**Description of the task**
If a line in the entries includes "discord", show that line.

**Input data**
******

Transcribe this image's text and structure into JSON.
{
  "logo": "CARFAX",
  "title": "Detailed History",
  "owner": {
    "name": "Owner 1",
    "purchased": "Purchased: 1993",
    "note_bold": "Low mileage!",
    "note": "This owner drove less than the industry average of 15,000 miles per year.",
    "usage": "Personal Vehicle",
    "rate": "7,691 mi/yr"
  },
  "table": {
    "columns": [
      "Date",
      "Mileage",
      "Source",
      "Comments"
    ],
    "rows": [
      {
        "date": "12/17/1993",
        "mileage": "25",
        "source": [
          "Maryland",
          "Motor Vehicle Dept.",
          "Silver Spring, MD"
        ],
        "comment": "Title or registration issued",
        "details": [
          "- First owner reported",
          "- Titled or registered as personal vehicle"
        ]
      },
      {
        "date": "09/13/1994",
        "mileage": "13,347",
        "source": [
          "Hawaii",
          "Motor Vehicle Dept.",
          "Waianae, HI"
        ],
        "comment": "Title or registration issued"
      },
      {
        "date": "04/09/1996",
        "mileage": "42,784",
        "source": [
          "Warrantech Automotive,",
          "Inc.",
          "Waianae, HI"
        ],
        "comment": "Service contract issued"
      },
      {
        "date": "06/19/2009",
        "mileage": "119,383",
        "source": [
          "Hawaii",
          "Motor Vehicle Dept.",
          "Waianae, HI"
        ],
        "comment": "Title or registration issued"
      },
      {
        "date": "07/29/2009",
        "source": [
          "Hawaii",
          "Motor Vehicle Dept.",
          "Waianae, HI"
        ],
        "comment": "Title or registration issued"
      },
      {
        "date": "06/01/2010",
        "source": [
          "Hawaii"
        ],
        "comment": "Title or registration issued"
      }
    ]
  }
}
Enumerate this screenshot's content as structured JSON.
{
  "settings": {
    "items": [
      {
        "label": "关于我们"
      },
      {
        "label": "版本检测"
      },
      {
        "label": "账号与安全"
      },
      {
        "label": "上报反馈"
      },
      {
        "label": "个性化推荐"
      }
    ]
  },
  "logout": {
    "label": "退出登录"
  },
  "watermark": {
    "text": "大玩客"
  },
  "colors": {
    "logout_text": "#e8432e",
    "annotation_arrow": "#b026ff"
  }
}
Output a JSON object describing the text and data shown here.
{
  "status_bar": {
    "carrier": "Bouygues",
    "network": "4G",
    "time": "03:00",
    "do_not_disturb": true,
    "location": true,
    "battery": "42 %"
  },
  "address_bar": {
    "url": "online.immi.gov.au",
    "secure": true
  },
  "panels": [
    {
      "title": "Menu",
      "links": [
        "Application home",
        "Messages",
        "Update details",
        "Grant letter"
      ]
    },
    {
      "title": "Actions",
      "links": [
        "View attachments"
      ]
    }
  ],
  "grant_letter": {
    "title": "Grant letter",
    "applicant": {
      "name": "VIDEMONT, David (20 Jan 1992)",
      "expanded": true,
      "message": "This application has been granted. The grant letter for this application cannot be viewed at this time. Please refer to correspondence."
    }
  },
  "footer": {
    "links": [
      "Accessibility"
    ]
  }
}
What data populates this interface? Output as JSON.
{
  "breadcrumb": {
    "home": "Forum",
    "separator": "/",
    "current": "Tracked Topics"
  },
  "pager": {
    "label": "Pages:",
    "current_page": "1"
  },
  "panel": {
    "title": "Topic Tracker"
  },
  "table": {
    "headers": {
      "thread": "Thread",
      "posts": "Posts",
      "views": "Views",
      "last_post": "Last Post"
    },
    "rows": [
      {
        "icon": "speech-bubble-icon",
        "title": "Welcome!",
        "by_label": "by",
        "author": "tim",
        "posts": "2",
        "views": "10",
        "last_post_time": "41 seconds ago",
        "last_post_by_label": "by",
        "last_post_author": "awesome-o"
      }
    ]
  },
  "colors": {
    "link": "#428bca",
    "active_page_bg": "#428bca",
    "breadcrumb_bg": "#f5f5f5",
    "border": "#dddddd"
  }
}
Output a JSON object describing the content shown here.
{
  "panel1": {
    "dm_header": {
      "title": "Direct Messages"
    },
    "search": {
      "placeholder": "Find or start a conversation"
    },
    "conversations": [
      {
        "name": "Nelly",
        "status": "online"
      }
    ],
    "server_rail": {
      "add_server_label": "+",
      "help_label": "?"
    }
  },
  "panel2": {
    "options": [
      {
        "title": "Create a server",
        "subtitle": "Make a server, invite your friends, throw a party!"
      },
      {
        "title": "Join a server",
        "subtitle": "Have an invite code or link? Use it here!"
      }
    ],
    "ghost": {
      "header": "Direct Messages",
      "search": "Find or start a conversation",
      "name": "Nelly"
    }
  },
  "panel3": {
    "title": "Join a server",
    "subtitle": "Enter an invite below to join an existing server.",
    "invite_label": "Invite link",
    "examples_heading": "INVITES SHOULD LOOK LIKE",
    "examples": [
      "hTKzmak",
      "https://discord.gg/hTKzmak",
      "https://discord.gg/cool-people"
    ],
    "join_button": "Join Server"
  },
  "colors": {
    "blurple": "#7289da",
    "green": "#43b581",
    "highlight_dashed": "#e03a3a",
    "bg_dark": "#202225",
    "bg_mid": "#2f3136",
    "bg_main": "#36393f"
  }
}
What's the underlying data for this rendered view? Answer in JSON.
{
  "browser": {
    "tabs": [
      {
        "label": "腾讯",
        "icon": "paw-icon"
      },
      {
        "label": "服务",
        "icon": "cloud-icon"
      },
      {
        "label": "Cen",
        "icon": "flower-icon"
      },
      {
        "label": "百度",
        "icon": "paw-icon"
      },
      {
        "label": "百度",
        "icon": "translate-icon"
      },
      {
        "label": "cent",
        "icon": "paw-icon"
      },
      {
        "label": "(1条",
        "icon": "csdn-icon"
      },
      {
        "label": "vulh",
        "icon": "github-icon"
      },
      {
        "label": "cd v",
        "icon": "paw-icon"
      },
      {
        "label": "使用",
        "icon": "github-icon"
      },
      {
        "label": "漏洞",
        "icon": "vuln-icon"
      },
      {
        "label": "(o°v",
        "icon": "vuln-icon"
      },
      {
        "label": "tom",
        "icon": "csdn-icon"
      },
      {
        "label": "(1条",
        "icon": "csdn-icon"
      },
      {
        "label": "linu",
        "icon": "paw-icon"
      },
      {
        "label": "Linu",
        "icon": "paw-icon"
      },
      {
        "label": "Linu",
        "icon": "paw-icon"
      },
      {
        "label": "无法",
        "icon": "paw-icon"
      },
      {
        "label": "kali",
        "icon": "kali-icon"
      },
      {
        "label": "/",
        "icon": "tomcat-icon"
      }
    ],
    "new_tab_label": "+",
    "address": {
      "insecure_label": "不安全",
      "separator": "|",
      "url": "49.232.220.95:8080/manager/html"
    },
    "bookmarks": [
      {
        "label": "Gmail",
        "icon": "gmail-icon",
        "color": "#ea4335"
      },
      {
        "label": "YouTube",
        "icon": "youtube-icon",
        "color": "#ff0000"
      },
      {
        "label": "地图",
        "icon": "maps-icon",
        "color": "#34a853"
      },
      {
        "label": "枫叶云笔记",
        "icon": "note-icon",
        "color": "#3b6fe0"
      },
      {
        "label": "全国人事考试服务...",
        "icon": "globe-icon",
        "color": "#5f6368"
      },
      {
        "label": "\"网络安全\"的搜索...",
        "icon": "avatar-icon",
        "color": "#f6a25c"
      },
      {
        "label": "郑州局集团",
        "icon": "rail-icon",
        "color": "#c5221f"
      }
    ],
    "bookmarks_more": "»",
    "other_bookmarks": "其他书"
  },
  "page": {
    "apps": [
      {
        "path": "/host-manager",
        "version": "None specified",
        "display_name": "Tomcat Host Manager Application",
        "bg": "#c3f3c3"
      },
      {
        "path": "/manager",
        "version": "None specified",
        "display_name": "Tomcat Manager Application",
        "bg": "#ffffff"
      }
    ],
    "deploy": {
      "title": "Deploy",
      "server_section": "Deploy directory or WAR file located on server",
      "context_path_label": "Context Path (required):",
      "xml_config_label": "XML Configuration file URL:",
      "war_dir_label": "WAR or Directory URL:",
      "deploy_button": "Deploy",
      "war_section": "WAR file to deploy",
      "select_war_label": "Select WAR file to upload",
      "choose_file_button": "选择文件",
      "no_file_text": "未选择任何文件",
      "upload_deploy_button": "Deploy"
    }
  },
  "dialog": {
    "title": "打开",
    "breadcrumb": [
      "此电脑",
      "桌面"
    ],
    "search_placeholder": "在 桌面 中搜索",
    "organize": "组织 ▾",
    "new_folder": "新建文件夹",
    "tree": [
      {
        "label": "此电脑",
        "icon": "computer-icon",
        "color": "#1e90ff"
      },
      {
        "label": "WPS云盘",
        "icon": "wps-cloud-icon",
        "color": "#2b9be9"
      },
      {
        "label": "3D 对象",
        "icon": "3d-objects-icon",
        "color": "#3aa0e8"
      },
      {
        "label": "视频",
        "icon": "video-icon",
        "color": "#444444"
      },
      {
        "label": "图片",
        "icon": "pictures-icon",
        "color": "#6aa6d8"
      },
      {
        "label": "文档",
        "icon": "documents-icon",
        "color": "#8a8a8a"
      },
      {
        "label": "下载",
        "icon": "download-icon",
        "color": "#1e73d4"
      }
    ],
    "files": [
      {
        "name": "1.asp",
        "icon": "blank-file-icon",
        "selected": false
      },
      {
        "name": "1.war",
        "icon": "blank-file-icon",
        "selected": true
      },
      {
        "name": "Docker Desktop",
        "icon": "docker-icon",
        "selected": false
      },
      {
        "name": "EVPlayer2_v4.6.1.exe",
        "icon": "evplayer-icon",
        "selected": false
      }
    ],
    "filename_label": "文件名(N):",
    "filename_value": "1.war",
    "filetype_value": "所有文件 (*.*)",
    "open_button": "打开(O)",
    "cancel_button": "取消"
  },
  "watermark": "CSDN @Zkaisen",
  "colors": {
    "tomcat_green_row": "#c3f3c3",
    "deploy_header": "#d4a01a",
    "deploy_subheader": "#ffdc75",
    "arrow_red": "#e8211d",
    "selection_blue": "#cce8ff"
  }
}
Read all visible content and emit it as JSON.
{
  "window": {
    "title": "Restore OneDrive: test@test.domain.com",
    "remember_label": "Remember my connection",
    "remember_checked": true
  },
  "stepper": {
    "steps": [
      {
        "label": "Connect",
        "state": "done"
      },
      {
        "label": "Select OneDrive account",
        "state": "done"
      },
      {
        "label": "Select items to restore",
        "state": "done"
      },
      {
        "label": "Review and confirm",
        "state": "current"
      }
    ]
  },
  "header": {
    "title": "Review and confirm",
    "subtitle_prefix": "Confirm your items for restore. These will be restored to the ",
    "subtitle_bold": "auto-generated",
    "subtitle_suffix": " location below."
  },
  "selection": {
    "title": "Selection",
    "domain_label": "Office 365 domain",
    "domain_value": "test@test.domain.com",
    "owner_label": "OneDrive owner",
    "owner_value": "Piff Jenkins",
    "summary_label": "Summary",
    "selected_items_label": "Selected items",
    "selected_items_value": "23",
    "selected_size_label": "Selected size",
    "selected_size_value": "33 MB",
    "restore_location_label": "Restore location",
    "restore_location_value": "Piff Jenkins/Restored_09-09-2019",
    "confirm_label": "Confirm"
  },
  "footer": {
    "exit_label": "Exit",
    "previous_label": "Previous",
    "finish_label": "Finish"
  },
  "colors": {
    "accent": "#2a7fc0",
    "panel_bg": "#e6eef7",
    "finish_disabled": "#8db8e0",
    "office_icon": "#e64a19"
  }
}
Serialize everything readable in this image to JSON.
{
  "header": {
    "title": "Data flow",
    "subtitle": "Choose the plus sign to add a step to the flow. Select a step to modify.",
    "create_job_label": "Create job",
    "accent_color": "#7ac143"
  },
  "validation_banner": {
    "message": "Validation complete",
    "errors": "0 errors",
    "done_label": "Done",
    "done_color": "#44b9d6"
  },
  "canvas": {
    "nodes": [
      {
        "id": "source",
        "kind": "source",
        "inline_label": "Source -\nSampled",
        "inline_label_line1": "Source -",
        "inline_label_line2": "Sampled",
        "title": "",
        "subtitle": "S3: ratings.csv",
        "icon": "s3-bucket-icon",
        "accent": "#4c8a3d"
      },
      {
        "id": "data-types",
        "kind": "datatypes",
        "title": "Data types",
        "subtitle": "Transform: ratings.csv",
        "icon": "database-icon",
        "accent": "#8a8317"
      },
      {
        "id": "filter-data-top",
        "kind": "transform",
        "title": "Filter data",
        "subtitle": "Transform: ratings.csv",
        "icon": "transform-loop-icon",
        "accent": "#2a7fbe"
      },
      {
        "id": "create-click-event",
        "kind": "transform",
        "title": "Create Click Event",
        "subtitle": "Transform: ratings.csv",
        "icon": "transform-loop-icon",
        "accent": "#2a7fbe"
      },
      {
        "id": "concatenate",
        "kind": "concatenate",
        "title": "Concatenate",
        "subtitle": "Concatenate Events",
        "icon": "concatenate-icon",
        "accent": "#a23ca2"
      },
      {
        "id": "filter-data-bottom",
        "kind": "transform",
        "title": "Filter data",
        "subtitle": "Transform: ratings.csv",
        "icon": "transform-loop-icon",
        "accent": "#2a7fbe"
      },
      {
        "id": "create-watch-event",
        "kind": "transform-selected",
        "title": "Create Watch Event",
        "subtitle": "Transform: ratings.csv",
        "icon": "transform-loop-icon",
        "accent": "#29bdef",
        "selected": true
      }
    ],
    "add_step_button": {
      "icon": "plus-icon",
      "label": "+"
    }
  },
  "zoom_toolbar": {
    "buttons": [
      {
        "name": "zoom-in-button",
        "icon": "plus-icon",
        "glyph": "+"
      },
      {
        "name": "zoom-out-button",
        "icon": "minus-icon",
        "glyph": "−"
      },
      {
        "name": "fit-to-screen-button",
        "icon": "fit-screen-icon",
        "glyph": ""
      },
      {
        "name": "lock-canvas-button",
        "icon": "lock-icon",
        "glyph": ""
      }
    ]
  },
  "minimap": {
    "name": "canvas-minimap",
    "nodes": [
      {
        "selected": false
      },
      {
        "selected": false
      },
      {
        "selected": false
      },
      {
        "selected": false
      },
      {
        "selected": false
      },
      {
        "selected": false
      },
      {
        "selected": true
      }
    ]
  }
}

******

**Answer section**
      "https://discord.gg/hTKzmak",
      "https://discord.gg/cool-people"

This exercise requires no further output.